- Work to be completed -
The response should consist of the listing, repeated word for word.

________________________

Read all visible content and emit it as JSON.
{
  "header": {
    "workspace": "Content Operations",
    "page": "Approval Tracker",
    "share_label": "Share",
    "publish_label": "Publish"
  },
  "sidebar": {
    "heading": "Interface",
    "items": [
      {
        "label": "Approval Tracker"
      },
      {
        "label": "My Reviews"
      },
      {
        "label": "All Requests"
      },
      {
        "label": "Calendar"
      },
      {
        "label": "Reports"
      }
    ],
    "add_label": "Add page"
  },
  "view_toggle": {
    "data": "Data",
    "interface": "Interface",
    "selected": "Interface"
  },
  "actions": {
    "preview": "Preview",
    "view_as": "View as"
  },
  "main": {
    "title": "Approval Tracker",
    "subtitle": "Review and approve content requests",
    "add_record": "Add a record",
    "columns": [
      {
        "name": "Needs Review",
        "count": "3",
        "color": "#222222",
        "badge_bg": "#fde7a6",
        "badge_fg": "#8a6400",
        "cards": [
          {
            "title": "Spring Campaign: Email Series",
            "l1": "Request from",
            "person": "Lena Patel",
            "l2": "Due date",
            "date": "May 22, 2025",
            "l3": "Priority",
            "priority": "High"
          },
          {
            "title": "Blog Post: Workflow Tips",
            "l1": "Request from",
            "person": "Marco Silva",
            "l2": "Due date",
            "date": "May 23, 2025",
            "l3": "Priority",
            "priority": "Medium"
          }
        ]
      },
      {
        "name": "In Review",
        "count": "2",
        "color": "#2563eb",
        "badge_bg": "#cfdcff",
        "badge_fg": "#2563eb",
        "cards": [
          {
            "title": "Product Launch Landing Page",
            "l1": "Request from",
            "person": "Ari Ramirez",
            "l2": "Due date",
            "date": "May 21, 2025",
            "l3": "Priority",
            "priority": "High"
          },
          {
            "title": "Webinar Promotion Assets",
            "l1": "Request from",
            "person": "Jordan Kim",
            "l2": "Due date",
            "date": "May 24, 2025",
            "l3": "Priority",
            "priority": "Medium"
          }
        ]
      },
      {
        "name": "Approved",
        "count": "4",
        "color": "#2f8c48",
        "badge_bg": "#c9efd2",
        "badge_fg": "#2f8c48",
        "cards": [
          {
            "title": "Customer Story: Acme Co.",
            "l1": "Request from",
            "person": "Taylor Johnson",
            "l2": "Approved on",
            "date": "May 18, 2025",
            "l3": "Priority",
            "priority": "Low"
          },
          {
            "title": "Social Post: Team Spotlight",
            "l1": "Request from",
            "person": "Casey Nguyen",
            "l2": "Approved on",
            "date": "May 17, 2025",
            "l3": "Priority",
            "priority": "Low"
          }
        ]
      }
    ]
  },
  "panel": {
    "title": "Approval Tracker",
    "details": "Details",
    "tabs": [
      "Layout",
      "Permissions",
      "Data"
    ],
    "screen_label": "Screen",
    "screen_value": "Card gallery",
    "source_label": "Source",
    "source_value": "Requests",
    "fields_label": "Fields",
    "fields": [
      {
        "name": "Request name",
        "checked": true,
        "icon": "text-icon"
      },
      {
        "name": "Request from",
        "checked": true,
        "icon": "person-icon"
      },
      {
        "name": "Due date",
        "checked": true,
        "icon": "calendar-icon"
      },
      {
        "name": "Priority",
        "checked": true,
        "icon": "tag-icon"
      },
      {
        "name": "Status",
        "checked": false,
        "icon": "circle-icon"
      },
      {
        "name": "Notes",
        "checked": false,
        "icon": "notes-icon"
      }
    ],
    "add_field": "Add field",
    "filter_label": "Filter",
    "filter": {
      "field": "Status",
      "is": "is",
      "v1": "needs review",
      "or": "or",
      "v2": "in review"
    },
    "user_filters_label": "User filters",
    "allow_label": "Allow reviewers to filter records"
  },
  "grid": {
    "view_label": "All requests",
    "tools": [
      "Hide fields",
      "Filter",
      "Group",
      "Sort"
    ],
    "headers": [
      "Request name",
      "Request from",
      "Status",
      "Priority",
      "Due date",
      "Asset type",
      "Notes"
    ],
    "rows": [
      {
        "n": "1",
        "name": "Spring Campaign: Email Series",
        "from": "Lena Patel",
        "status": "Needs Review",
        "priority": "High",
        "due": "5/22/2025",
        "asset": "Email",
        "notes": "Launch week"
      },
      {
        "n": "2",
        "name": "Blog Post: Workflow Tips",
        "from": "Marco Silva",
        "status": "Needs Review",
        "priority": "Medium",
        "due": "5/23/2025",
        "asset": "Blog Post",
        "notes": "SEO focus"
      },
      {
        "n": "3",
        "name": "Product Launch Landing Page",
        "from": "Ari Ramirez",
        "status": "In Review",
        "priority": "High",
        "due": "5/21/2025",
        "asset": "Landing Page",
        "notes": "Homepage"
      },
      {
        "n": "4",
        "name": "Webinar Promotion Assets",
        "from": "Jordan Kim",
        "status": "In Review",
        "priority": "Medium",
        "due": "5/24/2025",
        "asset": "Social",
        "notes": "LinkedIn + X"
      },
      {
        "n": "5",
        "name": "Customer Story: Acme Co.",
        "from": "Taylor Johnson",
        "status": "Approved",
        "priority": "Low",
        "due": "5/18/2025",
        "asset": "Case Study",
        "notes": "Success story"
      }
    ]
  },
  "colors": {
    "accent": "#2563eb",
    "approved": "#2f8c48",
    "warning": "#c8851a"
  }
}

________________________

- Task solution -
Read all visible content and emit it as JSON.
{
  "header": {
    "workspace": "Content Operations",
    "page": "Approval Tracker",
    "share_label": "Share",
    "publish_label": "Publish"
  },
  "sidebar": {
    "heading": "Interface",
    "items": [
      {
        "label": "Approval Tracker"
      },
      {
        "label": "My Reviews"
      },
      {
        "label": "All Requests"
      },
      {
        "label": "Calendar"
      },
      {
        "label": "Reports"
      }
    ],
    "add_label": "Add page"
  },
  "view_toggle": {
    "data": "Data",
    "interface": "Interface",
    "selected": "Interface"
  },
  "actions": {
    "preview": "Preview",
    "view_as": "View as"
  },
  "main": {
    "title": "Approval Tracker",
    "subtitle": "Review and approve content requests",
    "add_record": "Add a record",
    "columns": [
      {
        "name": "Needs Review",
        "count": "3",
        "color": "#222222",
        "badge_bg": "#fde7a6",
        "badge_fg": "#8a6400",
        "cards": [
          {
            "title": "Spring Campaign: Email Series",
            "l1": "Request from",
            "person": "Lena Patel",
            "l2": "Due date",
            "date": "May 22, 2025",
            "l3": "Priority",
            "priority": "High"
          },
          {
            "title": "Blog Post: Workflow Tips",
            "l1": "Request from",
            "person": "Marco Silva",
            "l2": "Due date",
            "date": "May 23, 2025",
            "l3": "Priority",
            "priority": "Medium"
          }
        ]
      },
      {
        "name": "In Review",
        "count": "2",
        "color": "#2563eb",
        "badge_bg": "#cfdcff",
        "badge_fg": "#2563eb",
        "cards": [
          {
            "title": "Product Launch Landing Page",
            "l1": "Request from",
            "person": "Ari Ramirez",
            "l2": "Due date",
            "date": "May 21, 2025",
            "l3": "Priority",
            "priority": "High"
          },
          {
            "title": "Webinar Promotion Assets",
            "l1": "Request from",
            "person": "Jordan Kim",
            "l2": "Due date",
            "date": "May 24, 2025",
            "l3": "Priority",
            "priority": "Medium"
          }
        ]
      },
      {
        "name": "Approved",
        "count": "4",
        "color": "#2f8c48",
        "badge_bg": "#c9efd2",
        "badge_fg": "#2f8c48",
        "cards": [
          {
            "title": "Customer Story: Acme Co.",
            "l1": "Request from",
            "person": "Taylor Johnson",
            "l2": "Approved on",
            "date": "May 18, 2025",
            "l3": "Priority",
            "priority": "Low"
          },
          {
            "title": "Social Post: Team Spotlight",
            "l1": "Request from",
            "person": "Casey Nguyen",
            "l2": "Approved on",
            "date": "May 17, 2025",
            "l3": "Priority",
            "priority": "Low"
          }
        ]
      }
    ]
  },
  "panel": {
    "title": "Approval Tracker",
    "details": "Details",
    "tabs": [
      "Layout",
      "Permissions",
      "Data"
    ],
    "screen_label": "Screen",
    "screen_value": "Card gallery",
    "source_label": "Source",
    "source_value": "Requests",
    "fields_label": "Fields",
    "fields": [
      {
        "name": "Request name",
        "checked": true,
        "icon": "text-icon"
      },
      {
        "name": "Request from",
        "checked": true,
        "icon": "person-icon"
      },
      {
        "name": "Due date",
        "checked": true,
        "icon": "calendar-icon"
      },
      {
        "name": "Priority",
        "checked": true,
        "icon": "tag-icon"
      },
      {
        "name": "Status",
        "checked": false,
        "icon": "circle-icon"
      },
      {
        "name": "Notes",
        "checked": false,
        "icon": "notes-icon"
      }
    ],
    "add_field": "Add field",
    "filter_label": "Filter",
    "filter": {
      "field": "Status",
      "is": "is",
      "v1": "needs review",
      "or": "or",
      "v2": "in review"
    },
    "user_filters_label": "User filters",
    "allow_label": "Allow reviewers to filter records"
  },
  "grid": {
    "view_label": "All requests",
    "tools": [
      "Hide fields",
      "Filter",
      "Group",
      "Sort"
    ],
    "headers": [
      "Request name",
      "Request from",
      "Status",
      "Priority",
      "Due date",
      "Asset type",
      "Notes"
    ],
    "rows": [
      {
        "n": "1",
        "name": "Spring Campaign: Email Series",
        "from": "Lena Patel",
        "status": "Needs Review",
        "priority": "High",
        "due": "5/22/2025",
        "asset": "Email",
        "notes": "Launch week"
      },
      {
        "n": "2",
        "name": "Blog Post: Workflow Tips",
        "from": "Marco Silva",
        "status": "Needs Review",
        "priority": "Medium",
        "due": "5/23/2025",
        "asset": "Blog Post",
        "notes": "SEO focus"
      },
      {
        "n": "3",
        "name": "Product Launch Landing Page",
        "from": "Ari Ramirez",
        "status": "In Review",
        "priority": "High",
        "due": "5/21/2025",
        "asset": "Landing Page",
        "notes": "Homepage"
      },
      {
        "n": "4",
        "name": "Webinar Promotion Assets",
        "from": "Jordan Kim",
        "status": "In Review",
        "priority": "Medium",
        "due": "5/24/2025",
        "asset": "Social",
        "notes": "LinkedIn + X"
      },
      {
        "n": "5",
        "name": "Customer Story: Acme Co.",
        "from": "Taylor Johnson",
        "status": "Approved",
        "priority": "Low",
        "due": "5/18/2025",
        "asset": "Case Study",
        "notes": "Success story"
      }
    ]
  },
  "colors": {
    "accent": "#2563eb",
    "approved": "#2f8c48",
    "warning": "#c8851a"
  }
}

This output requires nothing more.